She wasn’t prepared for the crunching sound of her back bumper against the ice hill. The blue plastic turned glass in the -20 degree weather, and matched against a solid hill of plowed snow and ice–it never stood a chance. She cursed aloud when she heard the thud and the crackle. She pulled forward gently. For a moment, she sat in the driver’s seat staring out her front windshield. The night was dense around her; the snow packed into every crevasse. In the silence, she thought of her bank account and her deductible. Embarrassment washed throughout her chest.
She reluctantly opened her car door against the arctic, and made her way to the back of the sedan. The bumper gave way into splinters. She took off her mitten and ran her fingers over the damage. The plastic slid into her skin, but she didn’t notice at first. Instead, she slipped on her mitten once again, locked the car, and made her way back to the town house one step at a time.
She had spent just shy of two weeks with her family an hour and a half north of the city. The holiday was needed, and as she pulled back into her neighborhood, she was rejuvenated by the rest and love she had experienced while with relatives. She was particularly fond of the evening spent with a rag tag team of friends with whom she went to high school. The four had ventured out for drinks a few nights after Christmas, and at the end of the evening drowned in dollar drinks, the sober cab took the wheel of her blue Honda Civic. The friends crashed in one of their parents’ basements, and watched the tail end of of a 1990s teen flick on cable TV, just as they might have done ten years ago.
There was no indication of foul play until, after two days of wallowing in shame over her run-in with the snow hill, she realized she needed to get groceries. Thinking she would beat any dinner time traffic due to the extreme cold, she started the car and waited inside until it had been sufficiently warmed.
It had since been five or more days since anyone had ridden in her car, and even more time since anyone had been in her back seats. She’d thrown her backpack and bags of Christmas gifts in the back before she left her family’s house, but hadn’t at that time noticed anything of concern.
It wasn’t until she finished her grocery shopping, and began loading the bags into her back seat that she noticed the two bottles of whiskey laying together behind the passengers seat. The bottles were frosty. One plastic flask of Evan Williams, and one 750ml of Crown Royale, still cozied in it’s purple felt sack. She instinctively looked over her shoulder. Where did these come from? She did not drink (because she did not particularly like) Whiskey in any of it’s forms.

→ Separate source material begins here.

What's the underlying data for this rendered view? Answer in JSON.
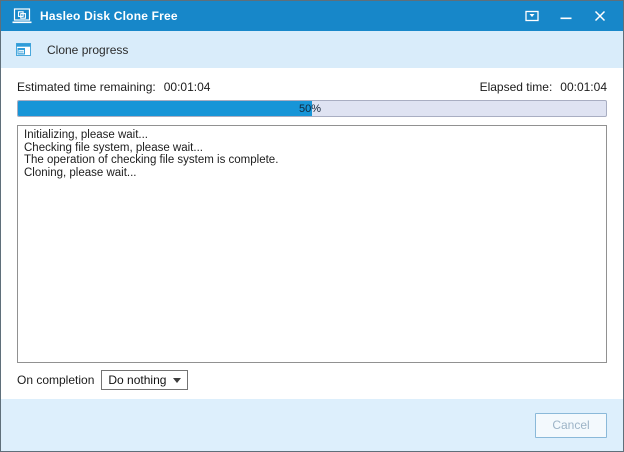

The parking lot of the grocery store stood quiet. A few doors slammed on a black Suburban parked in a handicapped spot. Tall street lights glowed overhead. Other than that, no other bodies were in the lot. She lifted the two bottles, wrapped them in a blanket, and placed them in the trunk for the ride home. Someone put these here, she thought, but who?
It became no more clear as she cautiously drove home. Her groceries shifted in the back, and as she made her way through the roundabout, she could feel the bottles of whiskey sliding out of the blanket into the void of her trunk. She had made it a point to lock her doors obsessively after her iPod had been stolen out of the glove compartment of her previous car. While not equipped with a security system, the car was parked in the driveway of her parents house, and the theft happened while she was inside, no more than 40 meters away.
When she arrived home and began to unpack the food, another thought entered her mind. Who would want to give me whiskey? Who would want me to have this? She wondered if it had been abandoned by someone in the heat of the moment. But again, how did they manage to unlock the vehicle?
She pulled a chair from the kitchen table over to the refrigerator, and stepped up on to it. The fridge-top bar, as she called it, had needed cleaning and organizing, anyway. She lowered each bottle of liquor down into the stove top and wiped down the top of the appliance until it was white again. As she lifted each bottle back into place, she stopped wondering about where the whiskey came from, and instead realized she should just be thankful–decidedly thankful.